Public Affairs Committee (PAC) must be worried now. What would otherwise have been a historical moment for the committee to meet a governing President and share with him recommendations and actionable resolutions on national issues, turned out to be a platform that exposed a disorganised committee.
During the meeting with President Peter Mutharika at Kamuzu Palace in Lilongwe, PAC did confront the leadership as appreciated in its conferences. In the end the President could not say whether his administration would implement PAC’s resolutions drawn from recommendations made at an All-Inclusive Stakeholders Conference held in February this year. The resolutions were on governance, agriculture, development, economy and health.
Although PAC insists that it did its best and the President missed an opportunity for not taking them serious, the meeting, beamed live on State-funded Malawi Broadcasting Corporation (MBC) television, displayed a different PAC that could hardly argue or justify resolutions it had been working on for over a month.
Additionally, the committee staggered on prioritisation of issues on the agenda. Despite resignation calls being among the 21 ‘critical’ resolutions taken to the meeting, PAC chose not to mention it during the meeting.
“You (the President) certainly have a vision for a prosperous new Malawi. We find billboards on this vision. Patriotism can also be defined as responsiveness on the part of government to Malawi’s views. These visions are the wishes of Malawians. Integrity can be defined as walking the talk in living up to the political party manifesto and past promises. Hard work can be the sacrifice and servant leadership that will be needed to get this through,” said PAC chairperson the Reverend Felix Chingota, who sat next to Mutharika during the meeting.
Chingota’s tone was that of confidence in Mutharika’s leadership, contrary to the criticism that the PAC All-Inclusive Meeting. He told Mutharika that most of the issues in the resolutions are in the Democratic Progressive Party (DPP) manifesto, hence, not difficult to implement.

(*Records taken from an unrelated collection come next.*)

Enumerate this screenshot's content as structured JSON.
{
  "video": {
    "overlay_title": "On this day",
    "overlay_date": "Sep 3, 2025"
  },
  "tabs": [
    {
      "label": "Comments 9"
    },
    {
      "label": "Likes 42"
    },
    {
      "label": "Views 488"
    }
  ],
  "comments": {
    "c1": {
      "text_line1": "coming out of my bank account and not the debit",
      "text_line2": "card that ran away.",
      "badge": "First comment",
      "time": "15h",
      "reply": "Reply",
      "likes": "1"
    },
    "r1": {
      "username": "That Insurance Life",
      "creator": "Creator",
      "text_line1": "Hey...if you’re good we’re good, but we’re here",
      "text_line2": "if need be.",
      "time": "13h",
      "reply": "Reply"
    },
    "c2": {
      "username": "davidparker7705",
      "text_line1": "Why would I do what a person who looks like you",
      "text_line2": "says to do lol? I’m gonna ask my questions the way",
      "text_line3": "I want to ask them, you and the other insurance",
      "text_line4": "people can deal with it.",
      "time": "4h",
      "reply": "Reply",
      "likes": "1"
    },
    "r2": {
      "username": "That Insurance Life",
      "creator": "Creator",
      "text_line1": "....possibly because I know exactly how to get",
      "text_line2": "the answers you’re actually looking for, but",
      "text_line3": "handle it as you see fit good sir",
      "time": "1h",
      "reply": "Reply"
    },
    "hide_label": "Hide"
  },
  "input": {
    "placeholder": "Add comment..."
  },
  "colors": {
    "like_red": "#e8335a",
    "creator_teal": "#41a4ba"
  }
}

This has left many questioning the relevance of PAC in upholding good governance in the country. When asked why Malawians watched a different and disorganised PAC before the President, the committee’s spokesperson Father Peter Mulomole sounded surprised.
“I feel differently. We were just shocked that the Head of State seemed not to be aware of some critical issues when in fact his DPP officials have been attending our conferences where all the issues raised in our presentation were generated,” said Mulomole.
The committee was clearly unprepared and Mulomole admitted that they struggled to argue efficiently with the President.
“That scenario had its advantages and disadvantages… There are some things that you don’t want to say for fear of embarrassing the Presidency in public. It worked well for the President since he could say anything and hoped that PAC would not come in immediately to correct him out of respect. Remember, PAC was there to submit the outcomes of the 5th All-inclusive Stake-holders Conference and provide clarifications to questions and not really for a direct confrontation,” said Mulomole.
Commentators too have trashed the body for failing to read the situation from the onset of the meeting and change the game plan for better dialogue, a development they say has cost PAC its reputation and reduced its chances of such meetings in future.
Mustafa Hussein, a political scientist University of Malawi’s Chancellor College, says being the first interaction with Mutharika, the PAC went too far by issuing deadlines and ultimatums and it cost them the day.
“What we expected during the meeting were indications that the President will do what was demanded in the resolutions and not giving him deadlines. The President, too, should have been diplomatic as a leader knowing that the views were coming from the people and PAC,” says Hussein.
However, Ben Kaluwa, a Chancellor College economist, argues it was not wrong for the interfaith democracy watchdog to issue deadlines, but says the issues that need to be resolved are too complex to be attached a time frame.
This is not the first time PAC‘s All-Inclusive Conferences have had little impact, earning itself the tag of an elitist talking shop.
In March, 2012 for instance, PAC’s All-Inclusive Conference, which also took place in Blantyre, gave former president the late Bingu wa Mutharika 60 days to resign or call for a national referendum in 90 days. This was followed by similar conferences in 2013 and 2014.
Lately, the meeting advocated for such issues as federalism, the trimming of presidential powers, calls for electoral reforms, Section 65 and the Recall provision Section 64, but nothing much has come out of such tough talking as argued by critics.
Chancellor College political analyst Ernest Thindwa, in an earlier interview, told PAC that Malawians want action that produces results and not conferences that hardly produce fruits.
PAC executive director Robert Phiri knows his committee’s reputation has suffered, confessing in an earlier interview that there is a valid reason to question their success.
“It is true that there is an impression that most issues have not been concluded in a manner that the public expects,” he said.
Chancellor College political analyst Blessings Chinsinga says if the country is to move forward, watchdogs such as PAC need to draw issues to a meaningful conclusion.
“What I would advise PAC is to rethink its instrumental setup so that what it discusses finds its way into the government. If they achieve this, they will gain more trust from the public than the situation is now,” he says.
While PAC may have been influential in the past, it clearly is time for the body to rethink its strategy if it is to have an impact on national development.